EXERCISE DETAILS. Word-for-word reproduction, images excluded: copy every entry below.

MATERIAL SHOWN.
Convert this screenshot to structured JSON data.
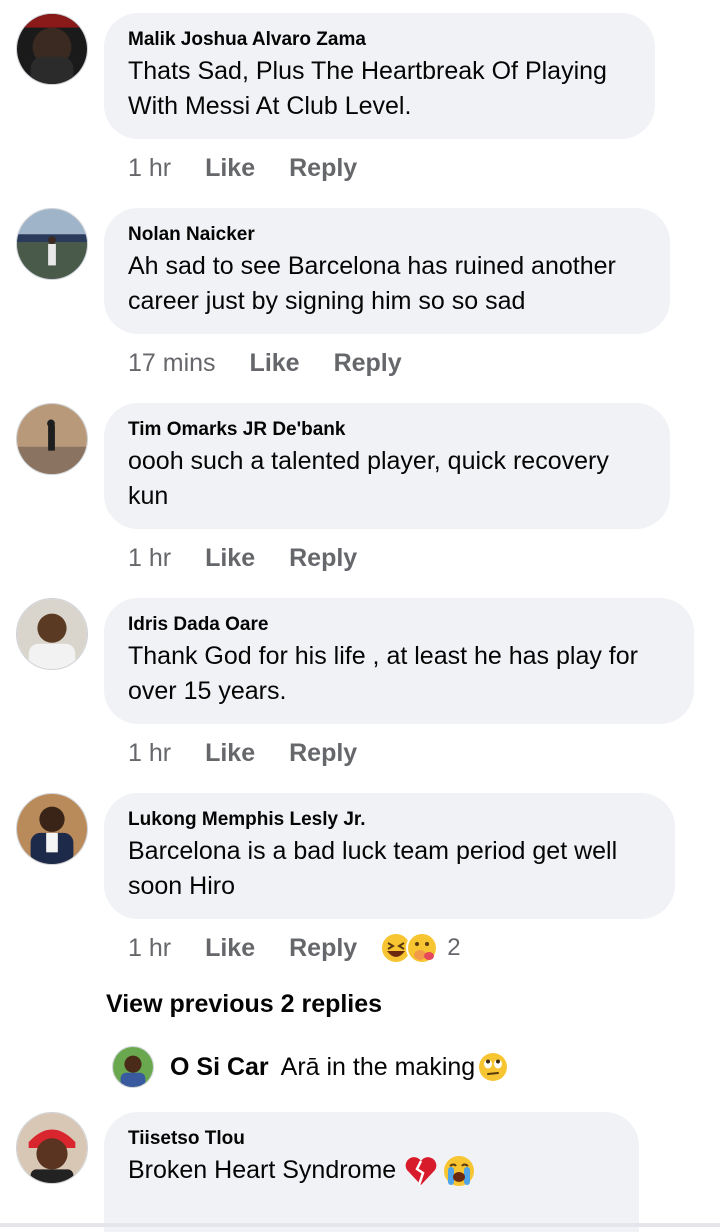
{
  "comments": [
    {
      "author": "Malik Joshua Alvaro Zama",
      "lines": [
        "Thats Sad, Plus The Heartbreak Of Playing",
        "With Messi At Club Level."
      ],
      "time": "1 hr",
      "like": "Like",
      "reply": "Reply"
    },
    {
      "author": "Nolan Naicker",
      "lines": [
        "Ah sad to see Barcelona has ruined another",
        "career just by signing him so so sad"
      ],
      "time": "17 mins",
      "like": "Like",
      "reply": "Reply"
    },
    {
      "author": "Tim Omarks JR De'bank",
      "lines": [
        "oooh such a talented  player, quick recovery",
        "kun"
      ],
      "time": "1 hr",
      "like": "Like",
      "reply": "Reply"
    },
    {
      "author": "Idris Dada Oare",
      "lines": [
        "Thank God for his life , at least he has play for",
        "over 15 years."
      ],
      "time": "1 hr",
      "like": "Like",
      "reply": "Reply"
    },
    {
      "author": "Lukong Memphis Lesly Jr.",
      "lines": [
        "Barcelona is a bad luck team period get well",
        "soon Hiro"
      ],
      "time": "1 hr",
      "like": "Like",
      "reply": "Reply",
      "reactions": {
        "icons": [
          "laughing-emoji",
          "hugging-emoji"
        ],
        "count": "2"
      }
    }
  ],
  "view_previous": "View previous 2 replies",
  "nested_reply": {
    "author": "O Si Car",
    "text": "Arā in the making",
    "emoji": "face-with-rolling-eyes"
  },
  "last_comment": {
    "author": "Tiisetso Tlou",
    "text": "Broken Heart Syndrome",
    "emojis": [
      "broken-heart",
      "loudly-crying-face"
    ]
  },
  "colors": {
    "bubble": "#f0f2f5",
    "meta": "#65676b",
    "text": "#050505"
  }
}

RESPONSE TO THIS TASK.
Convert this screenshot to structured JSON data.
{
  "comments": [
    {
      "author": "Malik Joshua Alvaro Zama",
      "lines": [
        "Thats Sad, Plus The Heartbreak Of Playing",
        "With Messi At Club Level."
      ],
      "time": "1 hr",
      "like": "Like",
      "reply": "Reply"
    },
    {
      "author": "Nolan Naicker",
      "lines": [
        "Ah sad to see Barcelona has ruined another",
        "career just by signing him so so sad"
      ],
      "time": "17 mins",
      "like": "Like",
      "reply": "Reply"
    },
    {
      "author": "Tim Omarks JR De'bank",
      "lines": [
        "oooh such a talented  player, quick recovery",
        "kun"
      ],
      "time": "1 hr",
      "like": "Like",
      "reply": "Reply"
    },
    {
      "author": "Idris Dada Oare",
      "lines": [
        "Thank God for his life , at least he has play for",
        "over 15 years."
      ],
      "time": "1 hr",
      "like": "Like",
      "reply": "Reply"
    },
    {
      "author": "Lukong Memphis Lesly Jr.",
      "lines": [
        "Barcelona is a bad luck team period get well",
        "soon Hiro"
      ],
      "time": "1 hr",
      "like": "Like",
      "reply": "Reply",
      "reactions": {
        "icons": [
          "laughing-emoji",
          "hugging-emoji"
        ],
        "count": "2"
      }
    }
  ],
  "view_previous": "View previous 2 replies",
  "nested_reply": {
    "author": "O Si Car",
    "text": "Arā in the making",
    "emoji": "face-with-rolling-eyes"
  },
  "last_comment": {
    "author": "Tiisetso Tlou",
    "text": "Broken Heart Syndrome",
    "emojis": [
      "broken-heart",
      "loudly-crying-face"
    ]
  },
  "colors": {
    "bubble": "#f0f2f5",
    "meta": "#65676b",
    "text": "#050505"
  }
}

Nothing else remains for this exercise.